Another tradition that Isaacs describes poignantly is chalitzah: An ancient ceremony conducted when a childless woman is widowed. According to the Torah, the widow must marry her deceased husband’s brother, but if that brother doesn’t marry her, both he and the woman need to complete the chalitzah ceremony in order to be free to marry other people. Among the Orthodox, this practice is still carried out today.
Isaacs describes chalitzah in the following way: Before a court of three rabbis, the brother puts on a shoe made of black cloth, knitted in a certain way. He then removes the shoe to unravel it, “a very troublesome job. For he must unravel it, by making use only of his two thumbs and two little fingers.”
Certain Jewish museums display chalitzah shoes as part of their exhibits. In my grandmother’s memoirs, she writes that in chalitzah ceremonies in her town, the widow would have to unravel a difficult knot. There’s no mention at all of a shoe.
In a chapter about the bar mitzvah traditions of his time, Isaacs writes that on the day following the celebrations, the boy’s father must either send his son off to learn a trade or provide him with merchandise to sell in order to become a merchant, forcing him suddenly to bid farewell to his childhood.
It’s clear that the author was well-versed in Jewish law, perhaps even a scholar, before converting. He was intimately familiar with the Talmud and Midrash, and even Kabbalah. When he explains the Jewish belief in the Messiah, he gives all the details: “When the Messiah blows his trumpet in Jerusalem the sound will be so great, that the Jews living in different parts of the world will hear the sound thereof; and that very moment will be transformed into angels, and by the power of God, be transferred to Jerusalem, where the Messiah will reign over them… for Jerusalem they look upon as their paradise. And all the Jews, who have died and been buried since the creation of the world, will work their passage under ground the same as moles, and rise on the same spot where the temple stood in the days of old.”

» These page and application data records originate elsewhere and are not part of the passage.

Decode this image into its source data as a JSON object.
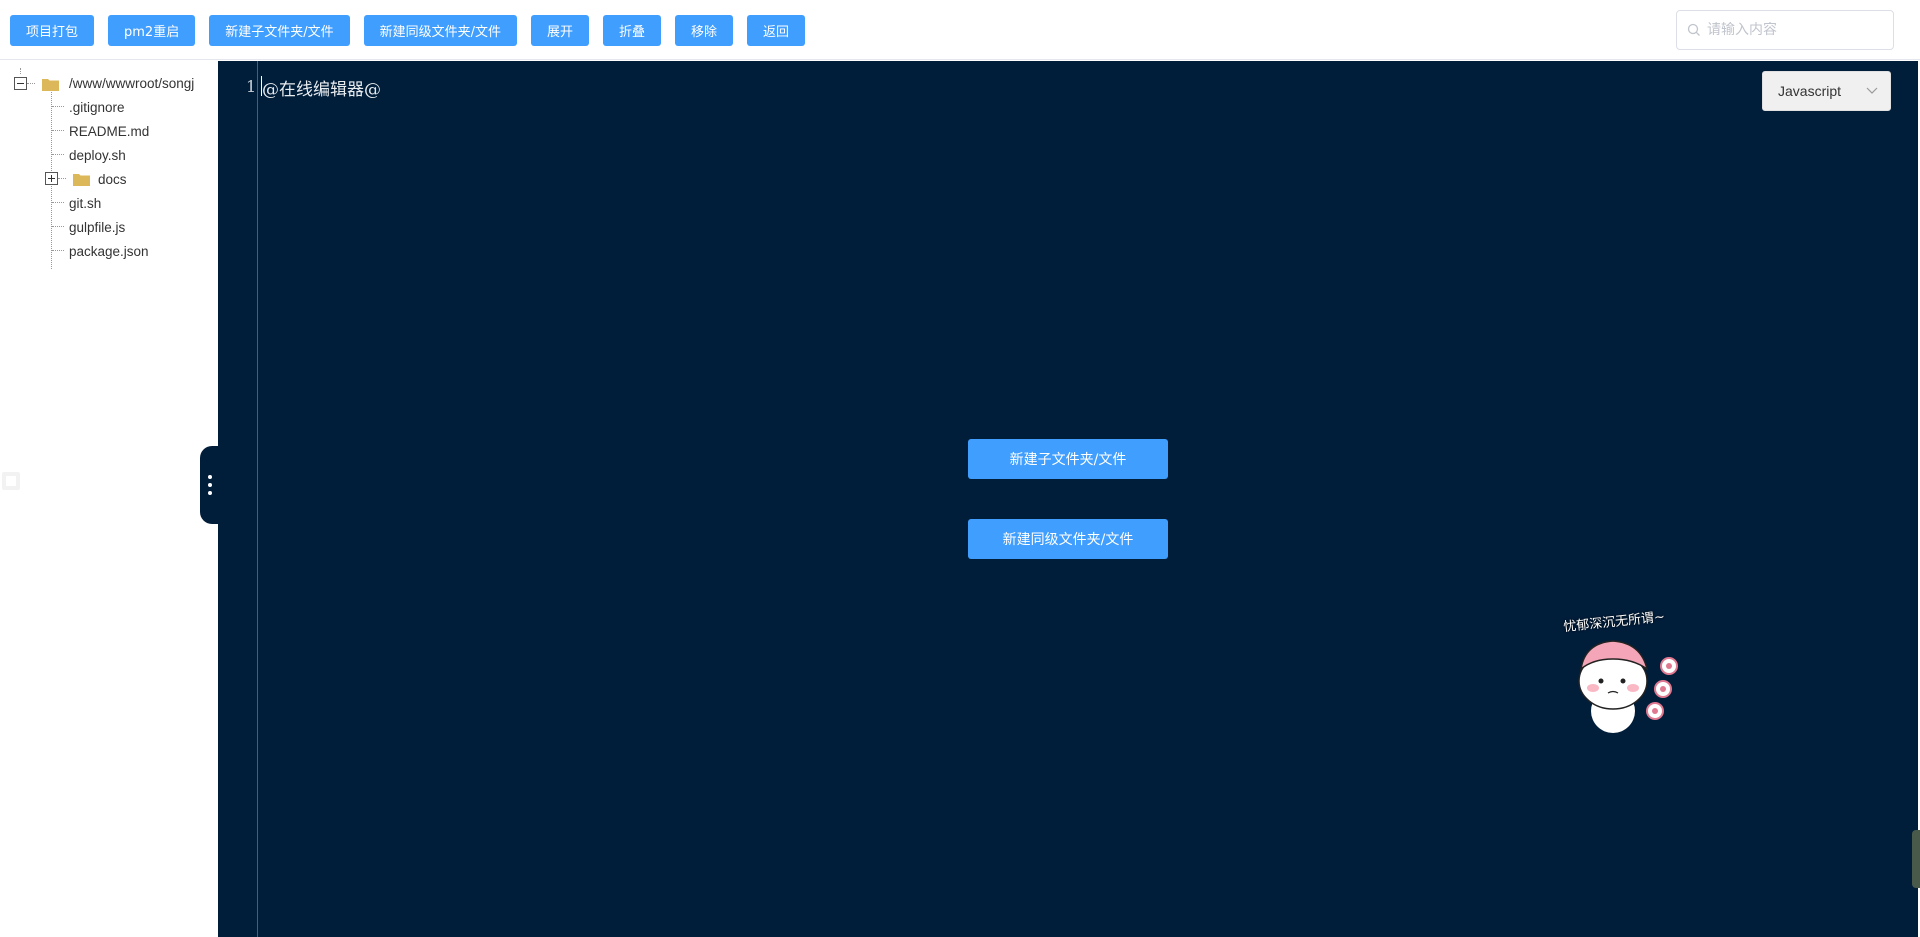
{
  "toolbar": {
    "buttons": [
      "项目打包",
      "pm2重启",
      "新建子文件夹/文件",
      "新建同级文件夹/文件",
      "展开",
      "折叠",
      "移除",
      "返回"
    ]
  },
  "search": {
    "placeholder": "请输入内容",
    "value": ""
  },
  "tree": {
    "root": "/www/wwwroot/songj",
    "children": [
      ".gitignore",
      "README.md",
      "deploy.sh",
      "docs",
      "git.sh",
      "gulpfile.js",
      "package.json"
    ]
  },
  "editor": {
    "line_number": "1",
    "code": "@在线编辑器@",
    "language": "Javascript",
    "create_child_label": "新建子文件夹/文件",
    "create_sibling_label": "新建同级文件夹/文件"
  },
  "sticker": {
    "text": "忧郁深沉无所谓~"
  },
  "colors": {
    "primary": "#409eff",
    "editor_bg": "#001d3a",
    "folder": "#dcb85a"
  }
}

Isaacs mentions other interesting traditions. On Purim, Polish synagogues would collect money for rabbis in Jerusalem. When a Jew died, they would drop soil brought over from Israel over his eyelids. To ensure that the soil was authentic, they would upon receiving the soil place certain items into each barrel of soil — a knife, some fabric — and make note of it so that later they wouldn’t be fooled by plain soil that might have been swapped with the holy soil.
He describes another unfamiliar tradition: After a woman blesses the Shabbat candles, she walks around the candlesticks three times with raised hands and blesses God for his commandments.
Isaac even describes traditions practiced by the British Jews during the 1830s. In England, women didn’t bake their own challah during the week — the bakeries did it for them. But on Thursday evenings and Friday mornings, there was sure to be a Jewish supervisor overseeing the baking.
Isaacs also writes at length about traditions regarding the ill and the dead. When blessings were recited for the infirm in the synagogue, their first names were often changed in order to deceive the Angel of Death. If the sick person recovered, he would enter the synagogue the following Shabbat and give a generous donation to charity.
The author may have abandoned the Jewish faith but “Ceremonies, Customs, Rites, and Traditions of the Jews” proves he never abandoned the Jewish people.